Symposium – “The Political Forest in the Era of Green Neoliberalism”

Jennifer A. Devine (Texas State University; devine@txstate.edu) and Jenny A. Baca (Environmental Incentives; jbaca@enviroincentives.com)

Forthcoming in Antipode 52(4) this July, and available online now, “The Political Forest in the Era of Green Neoliberalism” is a collection of eight articles that explores how neoliberal capitalism, sustainable development, and biodiversity conservation have remade forests as political-ecological entities. The symposium was organized by Jennifer Devine and Jenny Baca and includes contributions from Catherine Corson, Kiran Asher, Martin Lucas and Nancy Peluso, Ester Marijnen and Judith Verweijen, Jennifer Devine, David Wrathall, Nate Currit, Beth Tellman and Yunuen Reygadas Langarica, Tim Forsyth, and Jenny Goldstein. It closes with an Afterword by Nancy Peluso and Peter Vandergeest.

This collection builds on Peluso and Vandergeest’s theorization of “the political forest” elaborated through 30 years of collaborative research in Southeast Asia. In 2015, they identified an understudied “fourth moment” in political forestry, characterized by the entry of non-state actors into forest management and global conservation imperatives. The symposium argues that transformations in global ecologies and governance driven by “green neoliberalism” have reworked the rationalities and technologies of forestry, as well as the moral, scientific, and territorial claims they enable.

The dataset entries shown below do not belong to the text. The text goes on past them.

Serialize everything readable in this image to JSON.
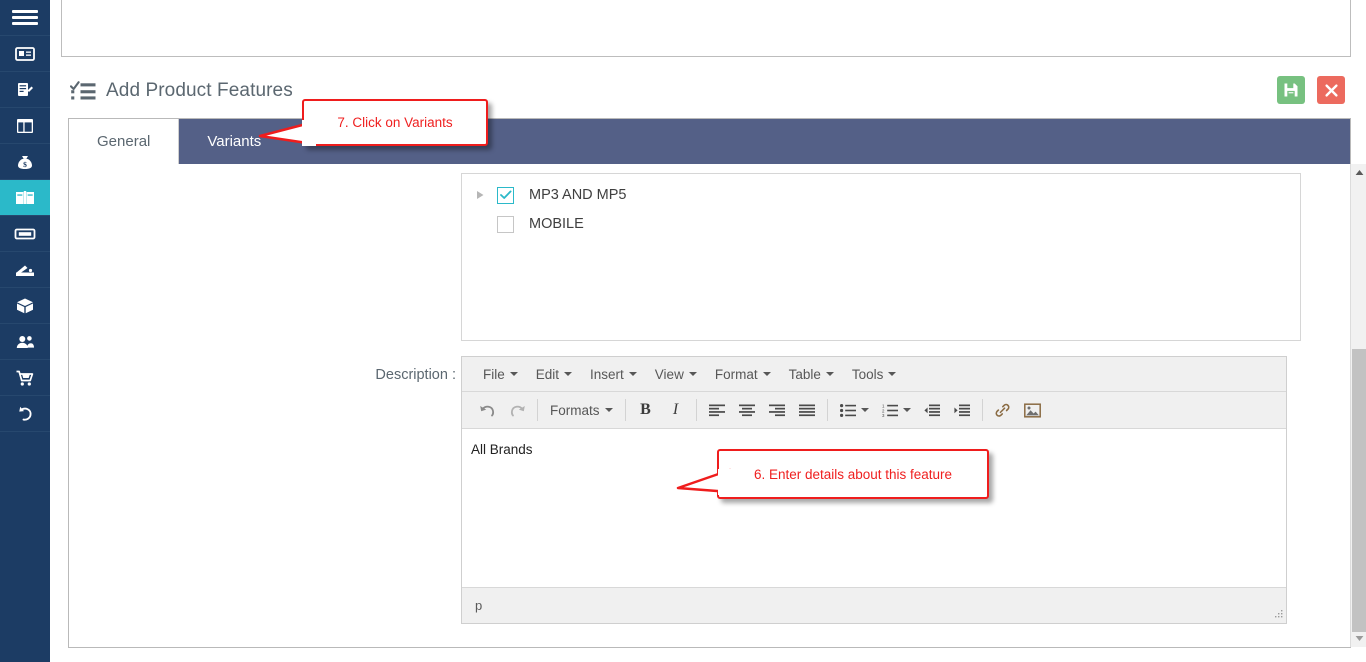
{
  "sidebar": {
    "menu_toggle": "hamburger-menu",
    "items": [
      {
        "icon": "id-card-icon",
        "name": "sidebar-item-contacts"
      },
      {
        "icon": "edit-document-icon",
        "name": "sidebar-item-records"
      },
      {
        "icon": "layout-columns-icon",
        "name": "sidebar-item-dashboard"
      },
      {
        "icon": "money-bag-icon",
        "name": "sidebar-item-finance"
      },
      {
        "icon": "open-book-icon",
        "name": "sidebar-item-catalog",
        "active": true
      },
      {
        "icon": "ticket-icon",
        "name": "sidebar-item-tickets"
      },
      {
        "icon": "wallet-icon",
        "name": "sidebar-item-wallet"
      },
      {
        "icon": "box-icon",
        "name": "sidebar-item-products"
      },
      {
        "icon": "users-icon",
        "name": "sidebar-item-customers"
      },
      {
        "icon": "shopping-cart-icon",
        "name": "sidebar-item-orders"
      },
      {
        "icon": "undo-arrow-icon",
        "name": "sidebar-item-returns"
      }
    ]
  },
  "header": {
    "icon": "checklist-icon",
    "title": "Add Product Features",
    "save_button": "save-icon",
    "close_button": "close-icon"
  },
  "tabs": [
    {
      "label": "General",
      "active": true
    },
    {
      "label": "Variants",
      "active": false
    }
  ],
  "tree": {
    "items": [
      {
        "label": "MP3 AND MP5",
        "checked": true,
        "expandable": true
      },
      {
        "label": "MOBILE",
        "checked": false,
        "expandable": false
      }
    ]
  },
  "form": {
    "description_label": "Description :"
  },
  "editor": {
    "menus": [
      "File",
      "Edit",
      "Insert",
      "View",
      "Format",
      "Table",
      "Tools"
    ],
    "toolbar": [
      {
        "name": "undo-icon",
        "label": ""
      },
      {
        "name": "redo-icon",
        "label": ""
      },
      {
        "name": "formats-dropdown",
        "label": "Formats"
      },
      {
        "name": "bold-icon",
        "label": "B"
      },
      {
        "name": "italic-icon",
        "label": "I"
      },
      {
        "name": "align-left-icon",
        "label": ""
      },
      {
        "name": "align-center-icon",
        "label": ""
      },
      {
        "name": "align-right-icon",
        "label": ""
      },
      {
        "name": "align-justify-icon",
        "label": ""
      },
      {
        "name": "bullet-list-icon",
        "label": ""
      },
      {
        "name": "numbered-list-icon",
        "label": ""
      },
      {
        "name": "outdent-icon",
        "label": ""
      },
      {
        "name": "indent-icon",
        "label": ""
      },
      {
        "name": "link-icon",
        "label": ""
      },
      {
        "name": "image-icon",
        "label": ""
      }
    ],
    "content": "All Brands",
    "status_path": "p"
  },
  "callouts": [
    {
      "id": "callout-7",
      "text": "7. Click on Variants"
    },
    {
      "id": "callout-6",
      "text": "6. Enter details about this feature"
    }
  ],
  "colors": {
    "sidebar_bg": "#1c3c64",
    "sidebar_active": "#2bb9c9",
    "tabbar_bg": "#546087",
    "save_green": "#77c180",
    "close_red": "#ec6a5e",
    "callout_red": "#ef1d1d"
  }
}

The papers explore how contested practices of territorialization, governance, knowledge production and subject formation in contemporary political forests are remaking socio-natures in Colombia, the Democratic Republic of Congo, Guatemala, Indonesia, Thailand, Madagascar, and Singapore. In doing so, they illustrate how the analytic and comparative methodology of the “political forest” remains central to identifying ways of achieving more environmentally and socially just forestry futures.

The Afterword by Peluso and Vandergeest provides a useful guide for students and scholars to engage with this analytical framework. They describe the intellectual and empirical contexts shaping their thinking, fieldwork, and methodology, and reveal the processes and relationships through which they learned to see and write the political forest. Their piece offers new reflections on forest materialities, the limits of green neoliberalism, and the ways violence (re)produces political forests in ever-evolving ways.